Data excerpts
□ □ □

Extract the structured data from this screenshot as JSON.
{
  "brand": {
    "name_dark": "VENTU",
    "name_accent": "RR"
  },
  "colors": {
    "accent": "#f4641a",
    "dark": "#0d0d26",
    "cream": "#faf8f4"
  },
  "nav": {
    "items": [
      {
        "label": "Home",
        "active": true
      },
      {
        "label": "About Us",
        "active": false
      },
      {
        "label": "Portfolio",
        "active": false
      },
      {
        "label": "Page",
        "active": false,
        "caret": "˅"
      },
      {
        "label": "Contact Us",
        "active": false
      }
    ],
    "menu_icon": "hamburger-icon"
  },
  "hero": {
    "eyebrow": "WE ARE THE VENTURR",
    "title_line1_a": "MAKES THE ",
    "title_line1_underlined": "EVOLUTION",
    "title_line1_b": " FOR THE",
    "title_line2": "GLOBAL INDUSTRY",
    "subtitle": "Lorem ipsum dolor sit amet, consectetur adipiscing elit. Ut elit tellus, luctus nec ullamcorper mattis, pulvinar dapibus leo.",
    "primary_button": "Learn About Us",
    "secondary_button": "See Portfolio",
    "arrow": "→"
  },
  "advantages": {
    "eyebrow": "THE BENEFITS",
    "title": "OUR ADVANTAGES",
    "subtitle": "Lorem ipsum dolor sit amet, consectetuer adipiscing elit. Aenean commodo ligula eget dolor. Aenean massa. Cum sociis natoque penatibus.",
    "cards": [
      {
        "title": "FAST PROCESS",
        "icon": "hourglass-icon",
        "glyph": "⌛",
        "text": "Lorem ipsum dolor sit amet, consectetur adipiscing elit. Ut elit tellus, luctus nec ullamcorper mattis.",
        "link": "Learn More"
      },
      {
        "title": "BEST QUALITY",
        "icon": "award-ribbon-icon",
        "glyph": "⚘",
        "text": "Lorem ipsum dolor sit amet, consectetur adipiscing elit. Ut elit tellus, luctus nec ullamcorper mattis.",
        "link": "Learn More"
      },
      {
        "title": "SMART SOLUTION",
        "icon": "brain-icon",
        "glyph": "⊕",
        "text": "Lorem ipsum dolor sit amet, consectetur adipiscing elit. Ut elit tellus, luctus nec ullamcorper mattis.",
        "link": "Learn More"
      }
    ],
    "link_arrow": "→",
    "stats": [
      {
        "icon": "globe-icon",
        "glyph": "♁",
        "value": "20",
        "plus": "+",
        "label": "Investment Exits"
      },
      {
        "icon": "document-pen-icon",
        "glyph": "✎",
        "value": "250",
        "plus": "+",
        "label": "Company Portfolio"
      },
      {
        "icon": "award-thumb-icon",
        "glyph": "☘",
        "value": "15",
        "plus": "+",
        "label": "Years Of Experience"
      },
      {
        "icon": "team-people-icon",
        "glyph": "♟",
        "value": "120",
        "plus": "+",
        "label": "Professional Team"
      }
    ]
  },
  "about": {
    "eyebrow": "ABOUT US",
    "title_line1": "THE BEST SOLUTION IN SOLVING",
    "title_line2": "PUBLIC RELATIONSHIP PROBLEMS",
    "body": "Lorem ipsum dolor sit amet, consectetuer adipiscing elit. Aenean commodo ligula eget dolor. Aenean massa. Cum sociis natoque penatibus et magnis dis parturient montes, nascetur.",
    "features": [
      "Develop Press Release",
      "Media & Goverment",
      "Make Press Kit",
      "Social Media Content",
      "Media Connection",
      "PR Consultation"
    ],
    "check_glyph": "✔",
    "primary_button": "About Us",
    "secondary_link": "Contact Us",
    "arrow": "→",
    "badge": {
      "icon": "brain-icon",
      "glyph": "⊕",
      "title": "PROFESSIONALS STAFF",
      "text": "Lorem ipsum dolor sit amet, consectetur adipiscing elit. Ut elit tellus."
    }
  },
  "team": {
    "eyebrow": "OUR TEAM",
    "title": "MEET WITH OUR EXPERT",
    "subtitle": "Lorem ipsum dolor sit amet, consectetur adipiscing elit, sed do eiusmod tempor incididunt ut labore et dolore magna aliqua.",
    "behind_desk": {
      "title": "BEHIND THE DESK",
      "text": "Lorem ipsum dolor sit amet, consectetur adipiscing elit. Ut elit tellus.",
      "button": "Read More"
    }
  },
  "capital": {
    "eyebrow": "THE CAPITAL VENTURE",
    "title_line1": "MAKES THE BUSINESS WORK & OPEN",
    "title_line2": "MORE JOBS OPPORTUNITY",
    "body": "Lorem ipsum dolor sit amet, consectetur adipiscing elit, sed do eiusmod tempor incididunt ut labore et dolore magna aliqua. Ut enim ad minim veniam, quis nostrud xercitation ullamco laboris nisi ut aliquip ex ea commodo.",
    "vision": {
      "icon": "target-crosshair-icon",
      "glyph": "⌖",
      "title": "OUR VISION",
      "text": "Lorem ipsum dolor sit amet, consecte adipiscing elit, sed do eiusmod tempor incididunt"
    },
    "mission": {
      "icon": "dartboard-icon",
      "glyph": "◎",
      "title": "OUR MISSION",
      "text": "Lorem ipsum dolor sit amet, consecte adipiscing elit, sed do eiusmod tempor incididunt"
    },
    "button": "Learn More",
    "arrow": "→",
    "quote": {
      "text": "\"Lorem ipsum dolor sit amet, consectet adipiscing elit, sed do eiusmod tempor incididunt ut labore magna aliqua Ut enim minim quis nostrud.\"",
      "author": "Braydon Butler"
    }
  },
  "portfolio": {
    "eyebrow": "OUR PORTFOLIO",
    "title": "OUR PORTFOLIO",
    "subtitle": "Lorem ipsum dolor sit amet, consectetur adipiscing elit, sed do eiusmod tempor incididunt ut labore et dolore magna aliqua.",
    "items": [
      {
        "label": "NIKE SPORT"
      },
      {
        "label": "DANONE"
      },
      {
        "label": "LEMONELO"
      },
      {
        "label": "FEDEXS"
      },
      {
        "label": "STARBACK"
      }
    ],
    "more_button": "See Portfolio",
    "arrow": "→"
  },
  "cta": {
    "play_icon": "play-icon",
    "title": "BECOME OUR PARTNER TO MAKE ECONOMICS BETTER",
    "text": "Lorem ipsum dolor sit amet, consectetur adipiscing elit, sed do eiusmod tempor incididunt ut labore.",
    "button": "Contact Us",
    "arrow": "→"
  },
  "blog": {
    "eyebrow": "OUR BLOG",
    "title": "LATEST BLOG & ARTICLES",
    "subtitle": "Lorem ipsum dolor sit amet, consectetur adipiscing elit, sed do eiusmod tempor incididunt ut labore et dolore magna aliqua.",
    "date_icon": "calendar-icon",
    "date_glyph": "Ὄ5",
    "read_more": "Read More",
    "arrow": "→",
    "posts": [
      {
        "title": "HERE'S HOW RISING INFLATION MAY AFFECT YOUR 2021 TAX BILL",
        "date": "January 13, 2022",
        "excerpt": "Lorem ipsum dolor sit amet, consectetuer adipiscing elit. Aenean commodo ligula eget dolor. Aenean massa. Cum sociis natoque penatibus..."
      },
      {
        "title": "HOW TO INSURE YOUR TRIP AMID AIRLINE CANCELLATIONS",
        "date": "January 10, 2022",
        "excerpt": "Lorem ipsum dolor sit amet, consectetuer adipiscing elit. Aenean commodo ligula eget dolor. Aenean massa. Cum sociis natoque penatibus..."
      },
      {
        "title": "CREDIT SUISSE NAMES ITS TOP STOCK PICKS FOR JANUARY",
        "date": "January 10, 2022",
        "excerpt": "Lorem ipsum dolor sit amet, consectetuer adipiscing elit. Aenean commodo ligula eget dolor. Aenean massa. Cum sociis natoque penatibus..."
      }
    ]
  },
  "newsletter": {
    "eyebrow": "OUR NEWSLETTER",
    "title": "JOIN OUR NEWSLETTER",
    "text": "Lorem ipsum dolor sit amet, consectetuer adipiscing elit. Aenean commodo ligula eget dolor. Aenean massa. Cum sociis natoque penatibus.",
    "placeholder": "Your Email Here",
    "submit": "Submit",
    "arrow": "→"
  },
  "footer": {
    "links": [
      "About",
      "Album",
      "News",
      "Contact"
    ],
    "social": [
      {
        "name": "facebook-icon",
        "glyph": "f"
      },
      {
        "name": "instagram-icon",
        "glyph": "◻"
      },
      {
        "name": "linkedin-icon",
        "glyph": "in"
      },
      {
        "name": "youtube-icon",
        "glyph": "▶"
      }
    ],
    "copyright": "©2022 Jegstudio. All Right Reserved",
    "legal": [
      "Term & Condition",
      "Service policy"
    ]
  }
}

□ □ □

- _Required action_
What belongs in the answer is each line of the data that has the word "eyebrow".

- _Answer for this exercise_
    "eyebrow": "WE ARE THE VENTURR",
    "eyebrow": "THE BENEFITS",
    "eyebrow": "ABOUT US",
    "eyebrow": "OUR TEAM",
    "eyebrow": "THE CAPITAL VENTURE",
    "eyebrow": "OUR PORTFOLIO",
    "eyebrow": "OUR BLOG",
    "eyebrow": "OUR NEWSLETTER",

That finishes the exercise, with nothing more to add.